* Exercise instructions
In the entries below, find each line with the word "JSON" and pull it out.

───── Record extracts ─────

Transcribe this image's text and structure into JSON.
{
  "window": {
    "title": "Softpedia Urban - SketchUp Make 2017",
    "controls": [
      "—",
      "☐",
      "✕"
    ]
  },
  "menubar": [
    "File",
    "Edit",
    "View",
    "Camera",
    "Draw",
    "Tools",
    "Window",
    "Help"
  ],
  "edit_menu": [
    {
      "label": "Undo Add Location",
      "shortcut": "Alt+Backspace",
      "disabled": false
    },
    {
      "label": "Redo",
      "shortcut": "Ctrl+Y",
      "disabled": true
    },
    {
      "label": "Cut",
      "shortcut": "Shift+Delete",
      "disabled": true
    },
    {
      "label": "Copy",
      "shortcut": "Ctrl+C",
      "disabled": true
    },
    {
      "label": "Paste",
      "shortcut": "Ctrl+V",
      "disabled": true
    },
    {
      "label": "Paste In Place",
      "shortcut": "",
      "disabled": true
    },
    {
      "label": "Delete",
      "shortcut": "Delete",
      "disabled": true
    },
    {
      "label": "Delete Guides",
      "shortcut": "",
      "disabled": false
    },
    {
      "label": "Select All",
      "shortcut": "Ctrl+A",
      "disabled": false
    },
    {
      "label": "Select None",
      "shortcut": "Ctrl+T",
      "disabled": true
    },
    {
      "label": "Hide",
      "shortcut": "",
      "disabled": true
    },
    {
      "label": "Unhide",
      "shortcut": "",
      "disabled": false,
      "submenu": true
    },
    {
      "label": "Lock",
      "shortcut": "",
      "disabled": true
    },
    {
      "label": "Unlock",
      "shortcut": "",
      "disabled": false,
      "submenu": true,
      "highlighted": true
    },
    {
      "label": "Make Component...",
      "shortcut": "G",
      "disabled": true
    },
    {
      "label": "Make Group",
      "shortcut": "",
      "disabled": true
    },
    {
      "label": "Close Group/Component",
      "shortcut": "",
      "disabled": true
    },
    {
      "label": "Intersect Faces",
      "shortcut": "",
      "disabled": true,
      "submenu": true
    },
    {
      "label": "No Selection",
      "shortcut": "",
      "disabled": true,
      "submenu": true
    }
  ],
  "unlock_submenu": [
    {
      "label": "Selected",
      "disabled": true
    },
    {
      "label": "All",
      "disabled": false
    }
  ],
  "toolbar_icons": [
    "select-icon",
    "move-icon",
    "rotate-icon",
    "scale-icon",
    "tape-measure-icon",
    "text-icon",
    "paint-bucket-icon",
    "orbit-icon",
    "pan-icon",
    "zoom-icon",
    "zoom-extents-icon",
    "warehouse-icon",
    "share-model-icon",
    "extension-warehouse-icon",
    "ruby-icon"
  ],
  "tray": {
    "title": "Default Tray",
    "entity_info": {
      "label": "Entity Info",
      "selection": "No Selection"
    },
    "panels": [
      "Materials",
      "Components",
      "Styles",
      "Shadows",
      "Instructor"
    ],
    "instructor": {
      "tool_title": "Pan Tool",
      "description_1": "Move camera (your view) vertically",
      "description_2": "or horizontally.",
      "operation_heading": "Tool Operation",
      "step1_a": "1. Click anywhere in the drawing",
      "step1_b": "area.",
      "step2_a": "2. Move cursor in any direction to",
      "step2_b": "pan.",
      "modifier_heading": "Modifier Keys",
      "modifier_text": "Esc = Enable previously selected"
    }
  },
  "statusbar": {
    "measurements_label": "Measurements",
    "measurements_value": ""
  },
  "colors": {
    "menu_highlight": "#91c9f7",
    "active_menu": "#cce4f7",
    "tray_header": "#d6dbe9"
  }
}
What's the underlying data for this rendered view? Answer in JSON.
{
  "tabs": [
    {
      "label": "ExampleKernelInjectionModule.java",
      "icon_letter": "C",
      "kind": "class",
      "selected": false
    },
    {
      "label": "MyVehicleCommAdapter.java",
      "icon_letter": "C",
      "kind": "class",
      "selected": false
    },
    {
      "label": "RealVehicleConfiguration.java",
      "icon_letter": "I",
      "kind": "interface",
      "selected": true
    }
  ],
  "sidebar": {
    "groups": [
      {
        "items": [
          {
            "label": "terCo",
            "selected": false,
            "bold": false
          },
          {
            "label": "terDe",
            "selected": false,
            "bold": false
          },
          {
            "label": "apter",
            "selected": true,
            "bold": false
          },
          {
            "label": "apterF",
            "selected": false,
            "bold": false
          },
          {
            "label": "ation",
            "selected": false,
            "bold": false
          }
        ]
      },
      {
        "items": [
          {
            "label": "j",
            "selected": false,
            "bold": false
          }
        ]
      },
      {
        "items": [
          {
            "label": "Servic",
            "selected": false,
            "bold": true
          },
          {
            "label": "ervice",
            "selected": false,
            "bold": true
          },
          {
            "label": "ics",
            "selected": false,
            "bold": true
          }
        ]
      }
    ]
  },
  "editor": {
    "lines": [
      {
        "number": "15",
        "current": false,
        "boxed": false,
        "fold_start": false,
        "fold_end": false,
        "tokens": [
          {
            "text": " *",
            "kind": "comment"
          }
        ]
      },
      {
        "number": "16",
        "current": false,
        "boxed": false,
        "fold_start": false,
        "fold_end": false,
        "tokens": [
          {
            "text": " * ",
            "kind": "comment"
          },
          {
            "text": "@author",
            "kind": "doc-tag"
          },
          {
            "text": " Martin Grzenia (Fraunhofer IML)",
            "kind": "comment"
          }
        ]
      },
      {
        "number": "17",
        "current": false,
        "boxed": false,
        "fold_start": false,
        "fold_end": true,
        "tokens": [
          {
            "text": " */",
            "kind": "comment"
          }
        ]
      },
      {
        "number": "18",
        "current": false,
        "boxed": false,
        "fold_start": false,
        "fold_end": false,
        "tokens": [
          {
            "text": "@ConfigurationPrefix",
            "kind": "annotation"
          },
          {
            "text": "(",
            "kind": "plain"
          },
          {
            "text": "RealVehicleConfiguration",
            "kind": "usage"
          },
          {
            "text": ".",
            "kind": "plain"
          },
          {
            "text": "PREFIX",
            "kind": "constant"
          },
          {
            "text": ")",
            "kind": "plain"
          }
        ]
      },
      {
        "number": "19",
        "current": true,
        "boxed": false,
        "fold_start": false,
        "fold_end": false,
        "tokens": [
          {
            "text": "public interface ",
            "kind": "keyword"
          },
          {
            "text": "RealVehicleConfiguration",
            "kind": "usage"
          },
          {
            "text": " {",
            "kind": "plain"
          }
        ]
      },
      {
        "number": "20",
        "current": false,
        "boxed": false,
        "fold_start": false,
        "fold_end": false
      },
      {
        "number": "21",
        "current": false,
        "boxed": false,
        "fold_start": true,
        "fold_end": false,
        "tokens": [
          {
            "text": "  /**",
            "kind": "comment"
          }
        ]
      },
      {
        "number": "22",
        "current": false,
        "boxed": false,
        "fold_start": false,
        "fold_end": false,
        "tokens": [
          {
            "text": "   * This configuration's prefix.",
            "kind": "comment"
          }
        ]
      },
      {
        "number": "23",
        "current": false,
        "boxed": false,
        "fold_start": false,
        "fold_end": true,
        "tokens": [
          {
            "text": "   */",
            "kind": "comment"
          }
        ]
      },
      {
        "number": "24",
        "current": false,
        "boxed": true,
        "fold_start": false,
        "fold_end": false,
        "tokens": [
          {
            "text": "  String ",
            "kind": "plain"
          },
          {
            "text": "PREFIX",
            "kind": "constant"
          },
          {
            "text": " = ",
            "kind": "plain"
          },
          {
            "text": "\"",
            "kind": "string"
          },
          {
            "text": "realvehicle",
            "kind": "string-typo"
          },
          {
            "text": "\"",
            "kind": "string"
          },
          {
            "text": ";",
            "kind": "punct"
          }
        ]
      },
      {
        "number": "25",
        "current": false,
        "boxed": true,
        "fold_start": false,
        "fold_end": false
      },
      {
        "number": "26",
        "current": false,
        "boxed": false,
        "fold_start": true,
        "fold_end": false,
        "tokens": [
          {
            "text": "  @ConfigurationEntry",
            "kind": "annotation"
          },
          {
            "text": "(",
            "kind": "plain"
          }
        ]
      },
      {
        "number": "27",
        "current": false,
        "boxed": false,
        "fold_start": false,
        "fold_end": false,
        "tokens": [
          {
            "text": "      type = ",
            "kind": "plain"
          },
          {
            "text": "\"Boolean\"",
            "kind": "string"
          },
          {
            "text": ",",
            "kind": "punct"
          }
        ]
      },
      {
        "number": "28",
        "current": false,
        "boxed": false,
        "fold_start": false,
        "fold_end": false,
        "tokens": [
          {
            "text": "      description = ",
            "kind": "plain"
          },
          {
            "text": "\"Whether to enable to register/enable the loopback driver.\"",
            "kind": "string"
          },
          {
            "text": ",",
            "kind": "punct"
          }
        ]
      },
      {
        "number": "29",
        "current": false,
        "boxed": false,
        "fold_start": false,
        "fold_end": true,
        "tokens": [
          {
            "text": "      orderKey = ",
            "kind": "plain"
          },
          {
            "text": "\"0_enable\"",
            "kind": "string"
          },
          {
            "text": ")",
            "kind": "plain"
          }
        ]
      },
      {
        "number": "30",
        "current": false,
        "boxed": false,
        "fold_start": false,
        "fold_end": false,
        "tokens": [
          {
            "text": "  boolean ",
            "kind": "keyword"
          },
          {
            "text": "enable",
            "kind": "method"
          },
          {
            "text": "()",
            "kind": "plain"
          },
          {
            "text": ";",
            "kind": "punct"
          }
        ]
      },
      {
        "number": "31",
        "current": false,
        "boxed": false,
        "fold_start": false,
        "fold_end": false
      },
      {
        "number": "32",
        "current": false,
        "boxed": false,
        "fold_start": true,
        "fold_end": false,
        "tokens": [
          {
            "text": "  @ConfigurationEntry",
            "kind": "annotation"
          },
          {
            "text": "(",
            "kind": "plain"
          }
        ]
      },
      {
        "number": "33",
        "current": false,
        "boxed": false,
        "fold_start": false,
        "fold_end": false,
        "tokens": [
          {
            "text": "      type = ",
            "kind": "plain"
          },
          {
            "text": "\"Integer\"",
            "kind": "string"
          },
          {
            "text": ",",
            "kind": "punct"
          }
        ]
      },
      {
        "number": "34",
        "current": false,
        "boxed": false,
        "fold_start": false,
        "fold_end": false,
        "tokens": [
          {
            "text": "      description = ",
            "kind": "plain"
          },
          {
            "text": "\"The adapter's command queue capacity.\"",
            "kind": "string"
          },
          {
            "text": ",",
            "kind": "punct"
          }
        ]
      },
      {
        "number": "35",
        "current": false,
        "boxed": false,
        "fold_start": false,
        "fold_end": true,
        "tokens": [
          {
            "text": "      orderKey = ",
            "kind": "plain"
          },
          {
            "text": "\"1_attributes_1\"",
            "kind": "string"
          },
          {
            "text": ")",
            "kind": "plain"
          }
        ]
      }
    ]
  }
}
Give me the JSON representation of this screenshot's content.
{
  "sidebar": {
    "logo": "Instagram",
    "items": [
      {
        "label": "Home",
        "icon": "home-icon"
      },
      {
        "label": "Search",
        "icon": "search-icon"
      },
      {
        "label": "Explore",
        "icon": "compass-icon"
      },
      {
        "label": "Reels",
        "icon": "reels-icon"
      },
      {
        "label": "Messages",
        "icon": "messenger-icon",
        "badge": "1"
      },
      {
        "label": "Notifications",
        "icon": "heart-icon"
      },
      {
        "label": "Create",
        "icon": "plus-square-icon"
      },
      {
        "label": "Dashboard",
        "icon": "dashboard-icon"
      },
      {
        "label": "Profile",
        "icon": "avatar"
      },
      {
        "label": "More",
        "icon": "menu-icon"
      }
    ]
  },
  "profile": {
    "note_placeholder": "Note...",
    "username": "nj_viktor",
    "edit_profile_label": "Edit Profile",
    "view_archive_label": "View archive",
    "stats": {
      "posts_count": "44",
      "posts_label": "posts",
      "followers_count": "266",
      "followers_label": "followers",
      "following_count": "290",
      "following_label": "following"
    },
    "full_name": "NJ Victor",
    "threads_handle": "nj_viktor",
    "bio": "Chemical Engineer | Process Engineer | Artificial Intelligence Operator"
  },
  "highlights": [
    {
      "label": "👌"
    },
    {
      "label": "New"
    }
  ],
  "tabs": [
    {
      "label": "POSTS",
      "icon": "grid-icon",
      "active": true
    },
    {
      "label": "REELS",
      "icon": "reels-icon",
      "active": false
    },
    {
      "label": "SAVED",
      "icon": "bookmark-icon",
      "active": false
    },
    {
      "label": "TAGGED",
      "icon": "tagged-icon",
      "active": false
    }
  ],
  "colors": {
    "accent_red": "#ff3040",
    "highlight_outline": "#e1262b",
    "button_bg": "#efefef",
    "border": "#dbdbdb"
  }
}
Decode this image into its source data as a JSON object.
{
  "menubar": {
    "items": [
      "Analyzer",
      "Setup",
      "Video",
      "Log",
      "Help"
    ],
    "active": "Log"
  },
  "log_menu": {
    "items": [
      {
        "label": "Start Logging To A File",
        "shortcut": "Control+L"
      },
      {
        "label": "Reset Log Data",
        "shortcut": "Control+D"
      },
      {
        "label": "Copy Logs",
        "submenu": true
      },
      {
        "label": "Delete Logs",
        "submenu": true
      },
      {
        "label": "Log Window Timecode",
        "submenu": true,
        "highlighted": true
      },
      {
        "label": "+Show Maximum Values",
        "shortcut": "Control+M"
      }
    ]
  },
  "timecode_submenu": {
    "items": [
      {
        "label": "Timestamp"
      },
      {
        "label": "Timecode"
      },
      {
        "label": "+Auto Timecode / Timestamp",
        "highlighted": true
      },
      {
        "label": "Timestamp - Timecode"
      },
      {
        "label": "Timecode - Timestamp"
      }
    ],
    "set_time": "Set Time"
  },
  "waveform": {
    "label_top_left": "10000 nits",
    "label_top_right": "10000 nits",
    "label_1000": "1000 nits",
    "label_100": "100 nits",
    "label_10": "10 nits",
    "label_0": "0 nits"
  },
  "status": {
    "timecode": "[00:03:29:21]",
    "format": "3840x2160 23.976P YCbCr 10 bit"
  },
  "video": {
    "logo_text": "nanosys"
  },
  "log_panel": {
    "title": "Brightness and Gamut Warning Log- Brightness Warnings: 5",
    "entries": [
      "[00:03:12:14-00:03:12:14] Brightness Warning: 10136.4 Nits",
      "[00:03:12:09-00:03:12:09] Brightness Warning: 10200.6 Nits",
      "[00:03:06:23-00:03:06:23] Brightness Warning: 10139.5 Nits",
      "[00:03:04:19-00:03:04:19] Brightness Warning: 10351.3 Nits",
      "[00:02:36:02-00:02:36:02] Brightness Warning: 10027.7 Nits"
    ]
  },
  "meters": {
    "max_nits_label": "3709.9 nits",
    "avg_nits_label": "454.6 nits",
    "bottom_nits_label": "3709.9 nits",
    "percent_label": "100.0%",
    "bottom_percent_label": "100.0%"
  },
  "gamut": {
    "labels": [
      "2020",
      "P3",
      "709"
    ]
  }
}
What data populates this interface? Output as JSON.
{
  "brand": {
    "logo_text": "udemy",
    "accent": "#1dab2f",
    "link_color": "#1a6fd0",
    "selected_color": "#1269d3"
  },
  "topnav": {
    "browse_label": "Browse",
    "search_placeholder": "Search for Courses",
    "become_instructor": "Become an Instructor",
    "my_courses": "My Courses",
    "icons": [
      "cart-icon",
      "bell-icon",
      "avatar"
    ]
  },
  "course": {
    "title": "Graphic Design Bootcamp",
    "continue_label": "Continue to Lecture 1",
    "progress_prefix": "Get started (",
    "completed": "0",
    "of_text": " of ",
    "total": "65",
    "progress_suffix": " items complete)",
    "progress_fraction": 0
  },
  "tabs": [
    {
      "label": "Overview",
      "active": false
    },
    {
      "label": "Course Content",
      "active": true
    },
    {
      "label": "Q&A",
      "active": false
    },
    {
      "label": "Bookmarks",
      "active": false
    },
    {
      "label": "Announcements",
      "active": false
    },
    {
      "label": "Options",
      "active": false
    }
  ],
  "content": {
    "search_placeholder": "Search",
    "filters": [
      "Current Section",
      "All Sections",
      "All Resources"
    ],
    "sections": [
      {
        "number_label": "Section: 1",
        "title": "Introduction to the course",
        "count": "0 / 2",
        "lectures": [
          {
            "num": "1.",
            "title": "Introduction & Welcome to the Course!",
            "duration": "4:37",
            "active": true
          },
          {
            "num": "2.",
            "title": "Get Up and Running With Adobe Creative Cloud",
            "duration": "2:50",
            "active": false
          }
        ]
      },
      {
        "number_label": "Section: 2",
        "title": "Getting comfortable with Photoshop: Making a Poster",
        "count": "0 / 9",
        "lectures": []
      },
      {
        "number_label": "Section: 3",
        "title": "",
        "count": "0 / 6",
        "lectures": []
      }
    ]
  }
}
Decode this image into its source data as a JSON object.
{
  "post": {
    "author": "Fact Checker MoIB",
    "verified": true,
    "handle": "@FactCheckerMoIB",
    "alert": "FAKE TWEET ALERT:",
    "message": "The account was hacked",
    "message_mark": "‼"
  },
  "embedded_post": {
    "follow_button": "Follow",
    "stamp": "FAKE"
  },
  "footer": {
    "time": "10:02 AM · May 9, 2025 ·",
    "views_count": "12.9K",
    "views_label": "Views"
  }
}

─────

* Solution for this task
Transcribe this image's text and structure into JSON.
What's the underlying data for this rendered view? Answer in JSON.
Give me the JSON representation of this screenshot's content.
Decode this image into its source data as a JSON object.
What data populates this interface? Output as JSON.
Decode this image into its source data as a JSON object.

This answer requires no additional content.